'''

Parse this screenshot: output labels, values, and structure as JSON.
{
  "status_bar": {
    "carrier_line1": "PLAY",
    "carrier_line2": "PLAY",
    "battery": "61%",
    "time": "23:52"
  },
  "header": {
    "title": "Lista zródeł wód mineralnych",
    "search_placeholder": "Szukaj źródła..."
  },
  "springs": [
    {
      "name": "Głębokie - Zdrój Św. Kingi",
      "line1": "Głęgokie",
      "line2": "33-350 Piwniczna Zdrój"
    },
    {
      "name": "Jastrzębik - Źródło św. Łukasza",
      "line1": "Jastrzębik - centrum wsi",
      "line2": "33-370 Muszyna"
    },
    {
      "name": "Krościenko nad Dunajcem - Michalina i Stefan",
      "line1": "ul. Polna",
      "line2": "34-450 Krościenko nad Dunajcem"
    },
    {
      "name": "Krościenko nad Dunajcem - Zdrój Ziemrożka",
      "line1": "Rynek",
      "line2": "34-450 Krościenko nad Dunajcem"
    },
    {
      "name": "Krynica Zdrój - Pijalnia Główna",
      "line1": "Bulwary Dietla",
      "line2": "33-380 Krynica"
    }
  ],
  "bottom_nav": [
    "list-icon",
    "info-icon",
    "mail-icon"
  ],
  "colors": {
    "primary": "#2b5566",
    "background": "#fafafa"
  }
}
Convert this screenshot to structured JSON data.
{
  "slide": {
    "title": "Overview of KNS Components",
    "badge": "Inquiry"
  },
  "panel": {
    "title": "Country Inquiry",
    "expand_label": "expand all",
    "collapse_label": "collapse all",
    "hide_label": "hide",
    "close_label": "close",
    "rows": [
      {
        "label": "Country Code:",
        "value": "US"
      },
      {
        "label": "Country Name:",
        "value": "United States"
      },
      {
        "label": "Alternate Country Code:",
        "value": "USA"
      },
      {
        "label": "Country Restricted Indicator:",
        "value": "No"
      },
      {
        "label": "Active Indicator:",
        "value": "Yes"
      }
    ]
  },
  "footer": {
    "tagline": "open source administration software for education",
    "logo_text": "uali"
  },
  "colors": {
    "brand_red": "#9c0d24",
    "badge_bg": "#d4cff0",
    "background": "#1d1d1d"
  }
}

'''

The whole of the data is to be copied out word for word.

SOLUTION BELOW —
Parse this screenshot: output labels, values, and structure as JSON.
{
  "status_bar": {
    "carrier_line1": "PLAY",
    "carrier_line2": "PLAY",
    "battery": "61%",
    "time": "23:52"
  },
  "header": {
    "title": "Lista zródeł wód mineralnych",
    "search_placeholder": "Szukaj źródła..."
  },
  "springs": [
    {
      "name": "Głębokie - Zdrój Św. Kingi",
      "line1": "Głęgokie",
      "line2": "33-350 Piwniczna Zdrój"
    },
    {
      "name": "Jastrzębik - Źródło św. Łukasza",
      "line1": "Jastrzębik - centrum wsi",
      "line2": "33-370 Muszyna"
    },
    {
      "name": "Krościenko nad Dunajcem - Michalina i Stefan",
      "line1": "ul. Polna",
      "line2": "34-450 Krościenko nad Dunajcem"
    },
    {
      "name": "Krościenko nad Dunajcem - Zdrój Ziemrożka",
      "line1": "Rynek",
      "line2": "34-450 Krościenko nad Dunajcem"
    },
    {
      "name": "Krynica Zdrój - Pijalnia Główna",
      "line1": "Bulwary Dietla",
      "line2": "33-380 Krynica"
    }
  ],
  "bottom_nav": [
    "list-icon",
    "info-icon",
    "mail-icon"
  ],
  "colors": {
    "primary": "#2b5566",
    "background": "#fafafa"
  }
}
Convert this screenshot to structured JSON data.
{
  "slide": {
    "title": "Overview of KNS Components",
    "badge": "Inquiry"
  },
  "panel": {
    "title": "Country Inquiry",
    "expand_label": "expand all",
    "collapse_label": "collapse all",
    "hide_label": "hide",
    "close_label": "close",
    "rows": [
      {
        "label": "Country Code:",
        "value": "US"
      },
      {
        "label": "Country Name:",
        "value": "United States"
      },
      {
        "label": "Alternate Country Code:",
        "value": "USA"
      },
      {
        "label": "Country Restricted Indicator:",
        "value": "No"
      },
      {
        "label": "Active Indicator:",
        "value": "Yes"
      }
    ]
  },
  "footer": {
    "tagline": "open source administration software for education",
    "logo_text": "uali"
  },
  "colors": {
    "brand_red": "#9c0d24",
    "badge_bg": "#d4cff0",
    "background": "#1d1d1d"
  }
}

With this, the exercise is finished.